By Randall Mikkelsen
WASHINGTON (Reuters) - Vice President Dick Cheney rushed to the aid of Defense Secretary Donald Rumsfeld -- under fire over Iraqi prison abuses -- by saying people should "get off his case" and let Rumsfeld do his job.
"Don Rumsfeld is the best secretary of defense the United States has ever had," Cheney said in a statement from his office late on Saturday. The statement appeared to signal a White House push to rally Republicans behind the embattled Rumsfeld.
"People ought to get off his case and let him do his job," said Cheney, a Republican.
Democrats, including presidential candidate Sen. John Kerry of Massachusetts, have demanded Rumsfeld's resignation following disclosures that Iraqi soldiers were mistreated in Iraqi prisons run by the U.S. occupying coalition.
The Washington Post newspaper said in its Sunday edition the Bush administration was reviewing hundreds of additional photographs of abuse of prisoners in Iraq, which a Pentagon official was quoted as calling "horrible."
The controversy over treatment of Iraqi prisoners erupted after CBS television showed photographs of the abuse.
President Bush said he had admonished Rumsfeld last week over his initial handling of the controversy, a rare public White House reference to a rebuke. But he said later Rumsfeld would remain in the cabinet.
National security adviser Condoleezza Rice was quoted in the Post as saying, shortly after speaking to Bush, that Rumsfeld will continue to have the president's support. "He has the strongest possible support here in the White House," Rice said.
Some analysts have said Rumsfeld's future could hang on the impact of the additional photographs of prisoner abuse, which Rumsfeld told Congress on Friday could further damage the United States.
The Washington Post said administration officials had been reviewing the additional photos. The newspaper quoted a Pentagon official as saying the images, including some digital video files, depicted "live-action abuse."

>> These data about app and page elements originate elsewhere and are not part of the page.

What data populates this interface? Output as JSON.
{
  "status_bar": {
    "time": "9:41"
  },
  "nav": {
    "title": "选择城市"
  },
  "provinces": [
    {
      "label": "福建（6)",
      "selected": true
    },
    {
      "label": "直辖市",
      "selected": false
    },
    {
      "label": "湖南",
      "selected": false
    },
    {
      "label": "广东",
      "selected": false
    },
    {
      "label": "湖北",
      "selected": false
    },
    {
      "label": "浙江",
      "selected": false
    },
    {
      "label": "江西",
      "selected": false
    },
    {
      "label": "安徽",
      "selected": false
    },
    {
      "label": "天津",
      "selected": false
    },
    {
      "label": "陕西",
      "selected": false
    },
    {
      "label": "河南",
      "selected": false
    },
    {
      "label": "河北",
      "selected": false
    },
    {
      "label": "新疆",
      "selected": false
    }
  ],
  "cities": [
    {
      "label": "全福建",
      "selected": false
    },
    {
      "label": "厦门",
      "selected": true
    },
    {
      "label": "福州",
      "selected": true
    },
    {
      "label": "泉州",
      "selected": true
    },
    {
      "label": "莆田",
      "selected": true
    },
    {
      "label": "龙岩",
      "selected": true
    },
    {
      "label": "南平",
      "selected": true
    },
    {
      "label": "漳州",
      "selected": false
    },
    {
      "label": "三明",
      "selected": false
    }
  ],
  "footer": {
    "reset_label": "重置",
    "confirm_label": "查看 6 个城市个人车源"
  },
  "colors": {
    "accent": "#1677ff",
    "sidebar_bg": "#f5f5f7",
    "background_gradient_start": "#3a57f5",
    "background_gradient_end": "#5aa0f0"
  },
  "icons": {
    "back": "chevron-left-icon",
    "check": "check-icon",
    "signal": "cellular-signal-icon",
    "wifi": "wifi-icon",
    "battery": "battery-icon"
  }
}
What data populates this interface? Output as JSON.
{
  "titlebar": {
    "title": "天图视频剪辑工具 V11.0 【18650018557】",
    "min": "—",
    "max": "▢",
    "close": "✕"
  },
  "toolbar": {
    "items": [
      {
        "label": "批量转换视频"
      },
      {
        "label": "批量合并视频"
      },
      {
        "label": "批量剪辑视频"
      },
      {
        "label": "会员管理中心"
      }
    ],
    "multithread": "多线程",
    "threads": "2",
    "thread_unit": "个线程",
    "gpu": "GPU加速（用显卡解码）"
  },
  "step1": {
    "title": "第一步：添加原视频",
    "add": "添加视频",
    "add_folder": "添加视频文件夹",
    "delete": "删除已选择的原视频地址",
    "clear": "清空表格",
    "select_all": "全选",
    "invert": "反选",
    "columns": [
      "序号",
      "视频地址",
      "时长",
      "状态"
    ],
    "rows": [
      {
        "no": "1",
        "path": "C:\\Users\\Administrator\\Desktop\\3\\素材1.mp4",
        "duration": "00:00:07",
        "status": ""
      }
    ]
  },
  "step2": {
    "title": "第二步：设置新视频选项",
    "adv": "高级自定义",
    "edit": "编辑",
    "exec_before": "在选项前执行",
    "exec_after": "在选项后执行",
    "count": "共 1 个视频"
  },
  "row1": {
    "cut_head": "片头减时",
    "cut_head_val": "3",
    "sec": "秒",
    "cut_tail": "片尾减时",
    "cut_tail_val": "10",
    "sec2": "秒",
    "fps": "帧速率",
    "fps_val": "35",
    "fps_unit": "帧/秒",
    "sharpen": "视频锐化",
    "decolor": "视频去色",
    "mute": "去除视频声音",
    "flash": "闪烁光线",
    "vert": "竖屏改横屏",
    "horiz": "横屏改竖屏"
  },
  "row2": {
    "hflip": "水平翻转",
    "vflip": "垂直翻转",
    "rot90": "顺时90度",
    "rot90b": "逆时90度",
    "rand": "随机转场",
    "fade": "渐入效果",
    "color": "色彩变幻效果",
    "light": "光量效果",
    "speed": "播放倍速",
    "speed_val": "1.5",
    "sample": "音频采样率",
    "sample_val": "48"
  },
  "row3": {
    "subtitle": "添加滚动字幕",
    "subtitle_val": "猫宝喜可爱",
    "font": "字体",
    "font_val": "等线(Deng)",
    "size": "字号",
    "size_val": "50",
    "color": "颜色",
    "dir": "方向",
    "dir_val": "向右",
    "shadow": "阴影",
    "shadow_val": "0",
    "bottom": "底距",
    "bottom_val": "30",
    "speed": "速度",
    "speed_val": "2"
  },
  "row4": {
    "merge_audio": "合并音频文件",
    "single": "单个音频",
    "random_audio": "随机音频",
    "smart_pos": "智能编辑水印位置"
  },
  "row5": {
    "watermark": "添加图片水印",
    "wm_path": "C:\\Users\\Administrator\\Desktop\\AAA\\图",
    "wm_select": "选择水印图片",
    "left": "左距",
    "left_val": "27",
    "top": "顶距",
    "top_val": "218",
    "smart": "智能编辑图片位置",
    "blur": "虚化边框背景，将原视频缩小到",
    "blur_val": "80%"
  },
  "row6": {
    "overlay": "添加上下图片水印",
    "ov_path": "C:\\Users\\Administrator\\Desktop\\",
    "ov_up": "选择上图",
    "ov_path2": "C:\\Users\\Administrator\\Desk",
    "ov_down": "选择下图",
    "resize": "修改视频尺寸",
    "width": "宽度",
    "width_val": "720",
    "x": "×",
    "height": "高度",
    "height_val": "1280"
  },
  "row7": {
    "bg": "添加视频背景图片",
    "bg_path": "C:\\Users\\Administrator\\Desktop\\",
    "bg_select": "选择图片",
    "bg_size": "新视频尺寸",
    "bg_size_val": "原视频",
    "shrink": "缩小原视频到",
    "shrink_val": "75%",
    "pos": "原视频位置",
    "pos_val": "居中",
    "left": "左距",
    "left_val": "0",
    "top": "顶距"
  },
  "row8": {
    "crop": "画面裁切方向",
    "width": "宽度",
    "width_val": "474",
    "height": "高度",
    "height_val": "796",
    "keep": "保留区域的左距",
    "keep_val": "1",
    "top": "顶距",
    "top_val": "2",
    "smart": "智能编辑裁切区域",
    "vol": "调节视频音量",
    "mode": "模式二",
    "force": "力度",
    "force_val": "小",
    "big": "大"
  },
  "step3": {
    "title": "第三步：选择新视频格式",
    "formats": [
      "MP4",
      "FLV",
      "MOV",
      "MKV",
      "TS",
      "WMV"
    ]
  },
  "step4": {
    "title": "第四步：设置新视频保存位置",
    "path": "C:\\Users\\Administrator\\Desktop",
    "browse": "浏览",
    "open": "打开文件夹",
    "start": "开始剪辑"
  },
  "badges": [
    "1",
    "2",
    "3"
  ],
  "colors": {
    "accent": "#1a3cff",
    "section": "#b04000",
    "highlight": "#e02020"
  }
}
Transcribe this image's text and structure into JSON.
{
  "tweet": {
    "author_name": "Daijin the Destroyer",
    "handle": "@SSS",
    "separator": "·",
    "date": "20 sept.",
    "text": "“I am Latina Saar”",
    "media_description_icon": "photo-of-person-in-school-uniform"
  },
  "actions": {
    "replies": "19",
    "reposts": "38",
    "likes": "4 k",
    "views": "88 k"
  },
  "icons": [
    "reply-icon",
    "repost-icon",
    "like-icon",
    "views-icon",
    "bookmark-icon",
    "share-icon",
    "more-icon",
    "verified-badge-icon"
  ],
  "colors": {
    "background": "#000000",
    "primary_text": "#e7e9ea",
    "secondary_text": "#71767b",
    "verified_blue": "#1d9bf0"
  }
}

The paper said some White House officials were pushing for immediate release of the photos, while the Pentagon was instead considering offering viewings to Congress instead of widespread release.
In congressional testimony on Friday, Rumsfeld said he took responsibility for mistreatment and offered an apology to the victims. He said he would not resign to satisfy political enemies, but would step down if he could no longer be effective.
Some Republican lawmakers have also been skeptical of Rumsfeld's performance but have stopped short of urging his resignation.
Cheney spokesman Kevin Kellems, a former aide to Rumsfeld, said the American public supports the defense secretary. Rumsfeld's feisty demeanor in Pentagon press briefings since the Sept. 11, 2001, attacks has gained him a high public profile.
"Americans want to keep Rumsfeld on the job. Why? Because the guy in the glasses they see on TV is the guy who is protecting them by going after the terrorists. That's who he is to the average American. That's the place he's earned since 9/11," Kellems said.
A Washington Post/ABC News poll taken last week, before Rumsfeld's appearance before Congress, said seven in 10 Americans believed Rumsfeld should not quit.
Cheney served as defense secretary in the 1991 Gulf War. He was also a deputy and successor to Rumsfeld as White House chief of staff under former President Gerald Ford. He and Rumsfeld were leading advocates in the Bush administration of last year's invasion of Iraq.